Within the tech industry, the rapid growth of certain innovations is fueling M&A investment in a growing number of subsectors, including:

Artificial intelligence: AI investment will rise by more than 300% from 2016 to 2017, according to research firm Forrester. This level of investment will spur even more M&A activity in this sphere, along with disruption, across a growing number of industries. "That’s where we’re really seeing activity,” Gemello says.

Cloud computing: Worldwide spending on public cloud computing will double by 2020, rising from US$82bn currently to US$162bn, according to a recent IDC report. Meanwhile, the global cloud services market is estimated to grow from US$247bn this year to US$383bn in 2020, according to technology research group Gartner.

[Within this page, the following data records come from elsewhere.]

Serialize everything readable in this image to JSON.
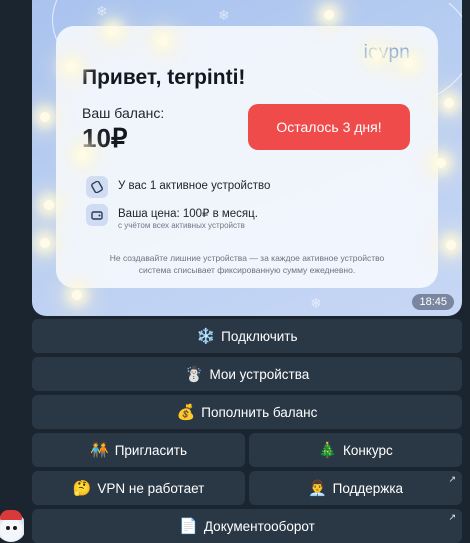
{
  "card": {
    "brand": "iovpn",
    "greeting": "Привет, terpinti!",
    "balance_label": "Ваш баланс:",
    "balance_value": "10₽",
    "days_left": "Осталось 3 дня!",
    "devices_text": "У вас 1 активное устройство",
    "price_text": "Ваша цена: 100₽ в месяц.",
    "price_sub": "с учётом всех активных устройств",
    "notice_line1": "Не создавайте лишние устройства — за каждое активное устройство",
    "notice_line2": "система списывает фиксированную сумму ежедневно.",
    "time": "18:45"
  },
  "keyboard": {
    "connect": {
      "emoji": "❄️",
      "label": "Подключить"
    },
    "devices": {
      "emoji": "☃️",
      "label": "Мои устройства"
    },
    "topup": {
      "emoji": "💰",
      "label": "Пополнить баланс"
    },
    "invite": {
      "emoji": "🧑‍🤝‍🧑",
      "label": "Пригласить"
    },
    "contest": {
      "emoji": "🎄",
      "label": "Конкурс"
    },
    "vpn_broken": {
      "emoji": "🤔",
      "label": "VPN не работает"
    },
    "support": {
      "emoji": "👨‍💼",
      "label": "Поддержка"
    },
    "docs": {
      "emoji": "📄",
      "label": "Документооборот"
    },
    "external_arrow": "↗"
  },
  "colors": {
    "background": "#1a2530",
    "button": "#2a3846",
    "accent_red": "#ef4b4b",
    "brand_blue": "#5d8fd8"
  }
}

All of this growth will continue to drive M&A activity.

Cybersecurity: Petya, SamSam and WannaCry may sound innocent enough, but they are actually forms of malware that are driving companies to distraction, and could kick off a wave of cybersecurity M&A. The average cost of a data breach to a large company was US$3.8m in 2015, according to the Ponemon Institute. “There is definitely the potential for a lot of dealmaking in the cybersecurity space because it's top of mind for the C-suite,” Wu says.

Big data: Meanwhile, big data continues to be hot property as large companies increasingly scoop up targets sitting on significant amounts of high-quality information that can be analyzed to reveal insights into customer and business behaviors.